At the close of the 2014-2015 season, the men’s basketball team is all about the future. Out of the 14-player active roster, eight are rookies. Only one player is graduating: Jaspreet Gill, one of the team’s primary creators and scorers. Altogether, 10 out of the 14 players on the roster are in their second year or earlier, and three current redshirts are expected to join the team next season after sitting out this year following transfers from other universities.</p>
Continuity can be a huge thing in sports — just look at the Toronto Raptors — and the Warriors will likely benefit greatly from their players learning head coach Greg Francis’ systems together. A young team is also a team that is likely to improve with each season since it isn’t losing as many of its top players each season. With that, we’re going to take a look at the first- and second-year Warriors, to shed light on what the future might entail.
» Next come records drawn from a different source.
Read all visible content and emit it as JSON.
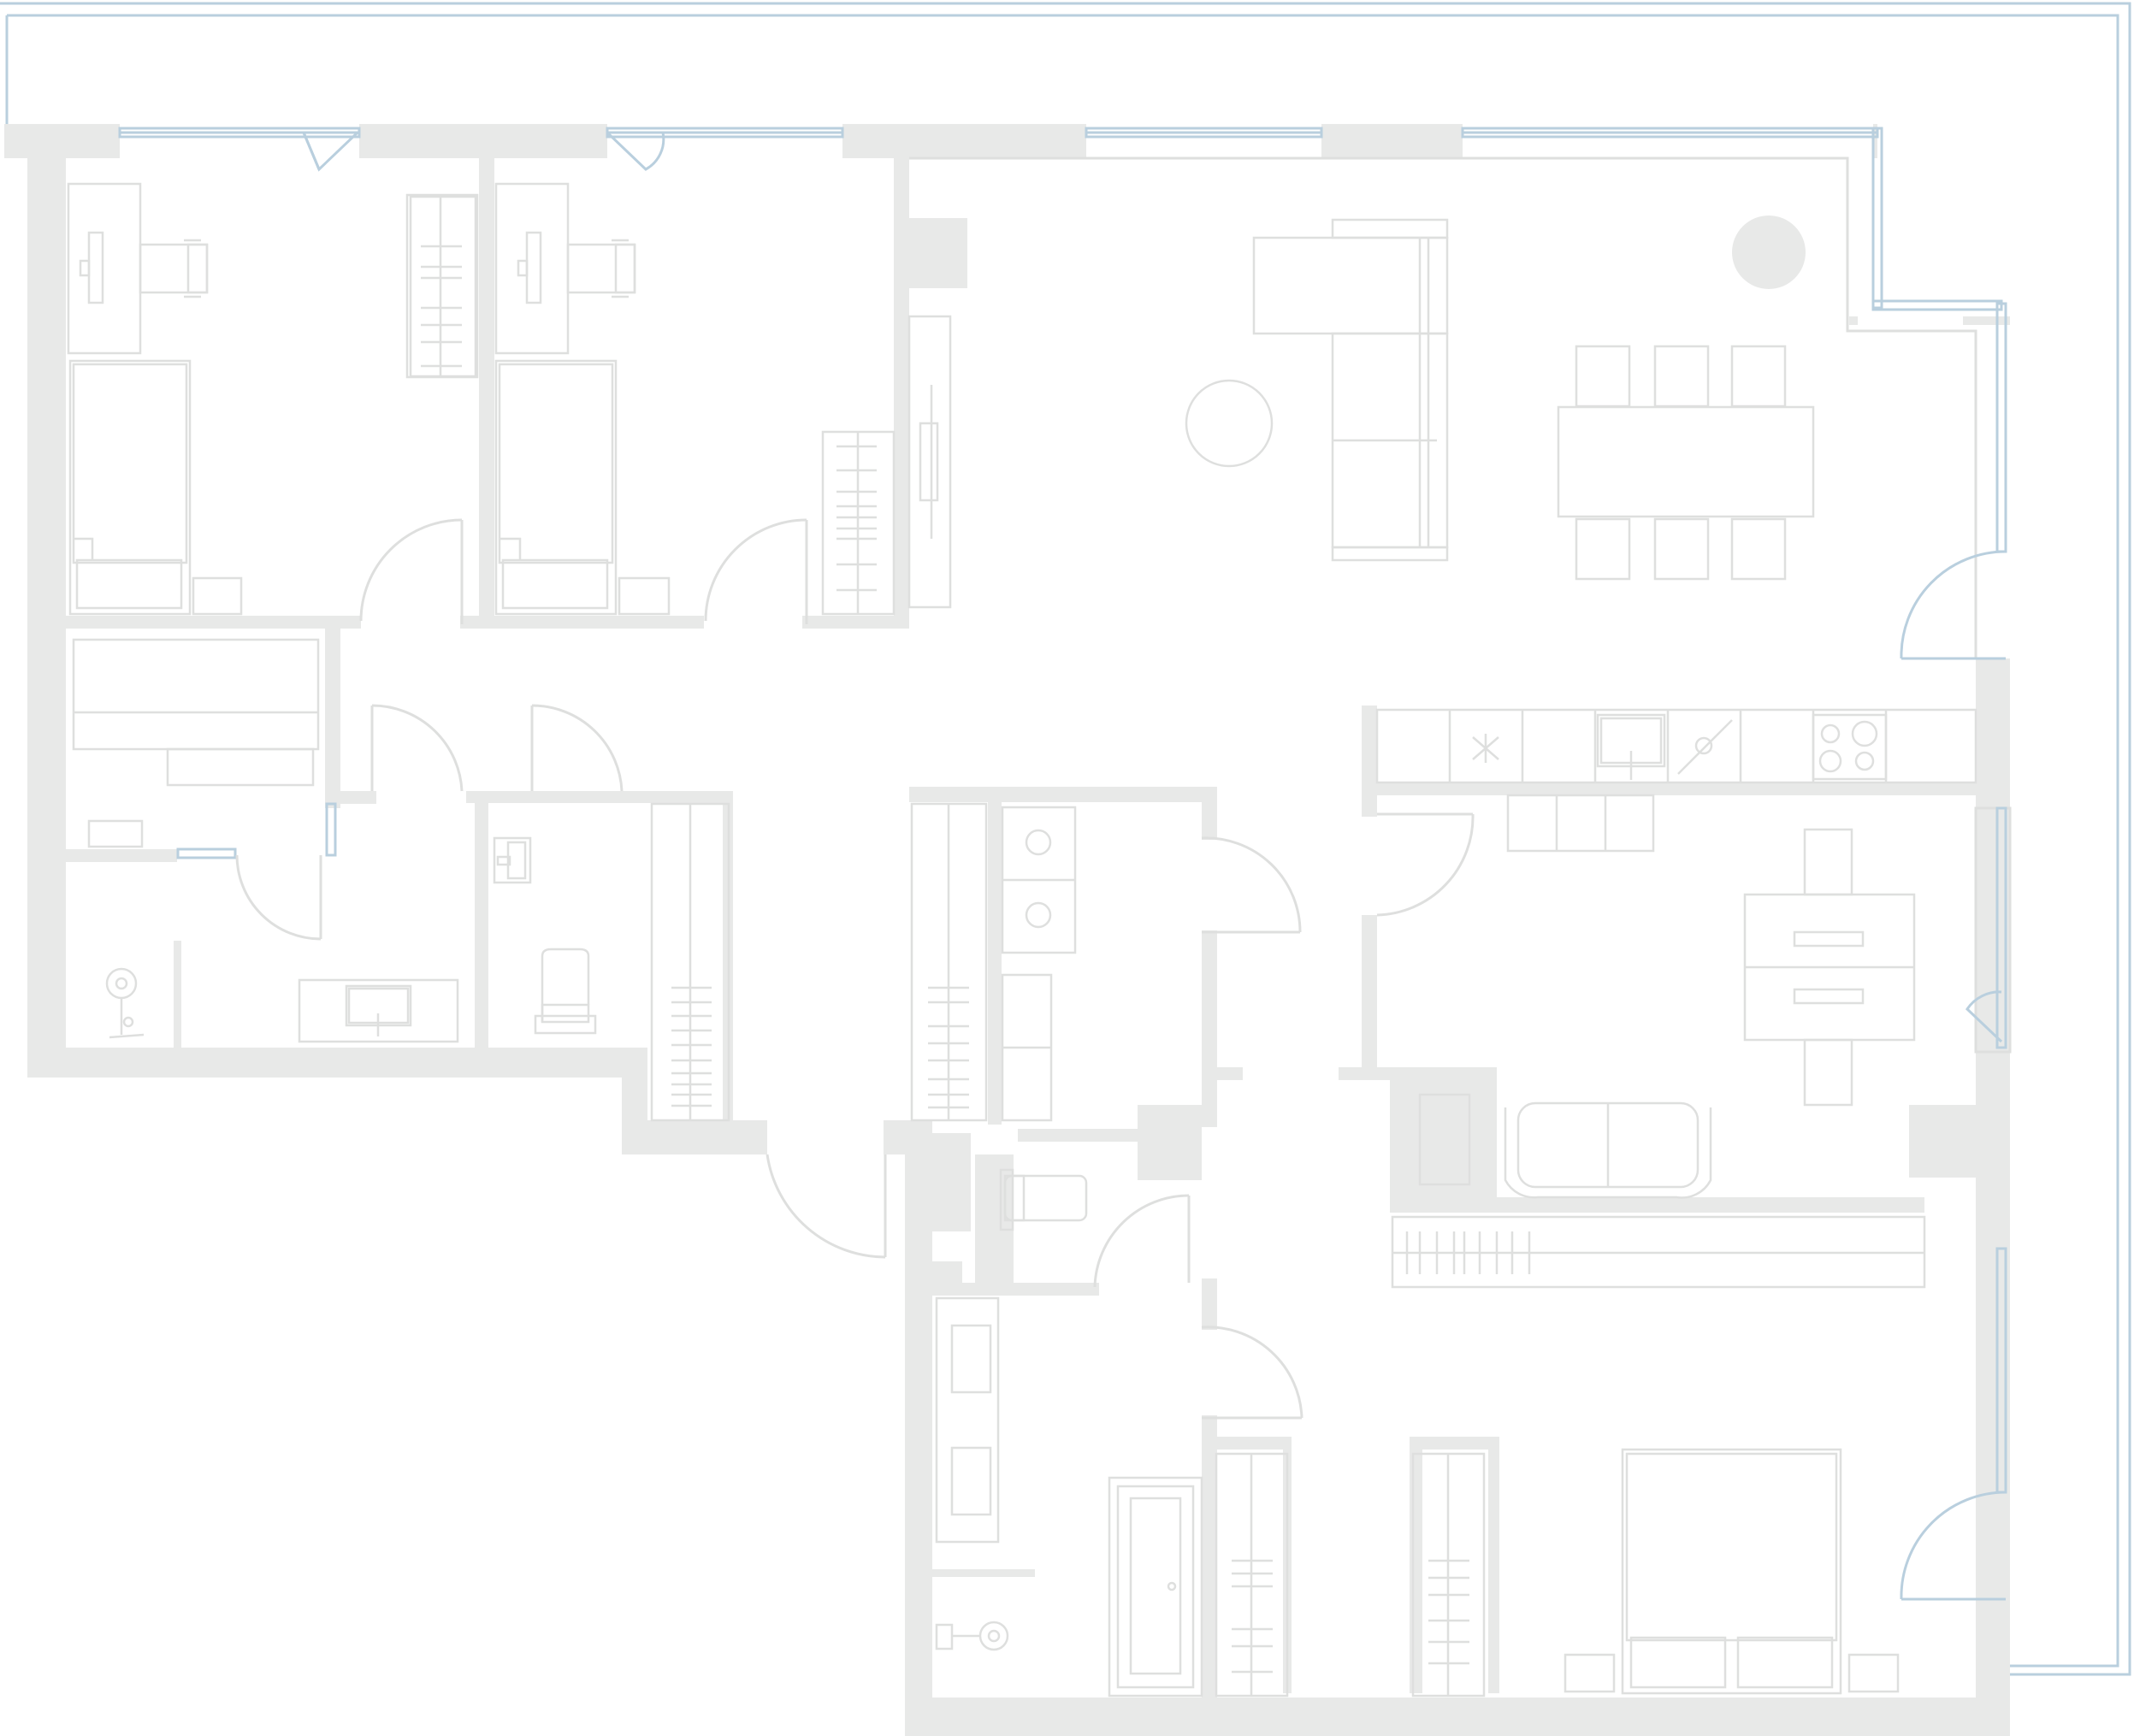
{
  "floor_plan": {
    "title": "",
    "labels": [],
    "colors": {
      "wall": "#e8e9e8",
      "line": "#dedfde",
      "glazing": "#b9cfde",
      "background": "#ffffff"
    },
    "rooms": [
      "bedroom-top-left",
      "bedroom-top-middle",
      "laundry-room",
      "bathroom-left",
      "wc-left",
      "hall-closet",
      "living-dining-room",
      "kitchen",
      "study-lounge",
      "wardrobe-room",
      "wc-center",
      "bathroom-center",
      "master-bedroom"
    ],
    "icons": [
      "desk-icon",
      "office-chair-icon",
      "bed-icon",
      "nightstand-icon",
      "wardrobe-icon",
      "sofa-icon",
      "dining-table-icon",
      "chair-icon",
      "round-table-icon",
      "plant-icon",
      "kitchen-counter-icon",
      "sink-icon",
      "cooktop-icon",
      "washing-machine-icon",
      "toilet-icon",
      "bathtub-icon",
      "shower-icon",
      "door-swing-icon",
      "window-icon"
    ]
  }
}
Last year, the Warriors were forced to hand a large portion of minutes to first-years — a great move for player development, but a problem when going up against older, larger, and far more experienced opponents. “The rest of the league, their key players are third-, fourth-, and fifth-years,” Francis told Imprint. “We were the epitome of rookie mistakes at times.”
Myles Charvis was unquestionably the best player on the Warriors last season. The Mississauga prospect led the team in minutes, points, assists, steals, and was second in rebounds per game. Charvis dominated Western for a win in the final game of the season, dropping 30 points, five rebounds, six assists, four steals, and a block. He is third in the OUA in scoring, and seventh in CIS. Out of the top ten CIS scorers, he is one of only three lower-year students. “He’s got better at scoring this year, but where I’ve seen the most improvement with Myles is his defense and his passing,” said Francis of his star. “I expect that next year he’ll be one of the better point guards in the league, if not the country.”
Francis expects the team to shine and start seriously contending in the insanely competitive world of OUA men’s basketball within a couple years. “The best thing for this group right now is to get a year older — an off-season where they can train and get physically stronger,” said Francis. While next season will likely see the team face a number of challenges again, the experience and their work this summer will help toward building a brighter future.
Update: Read part 2 here, on key stats.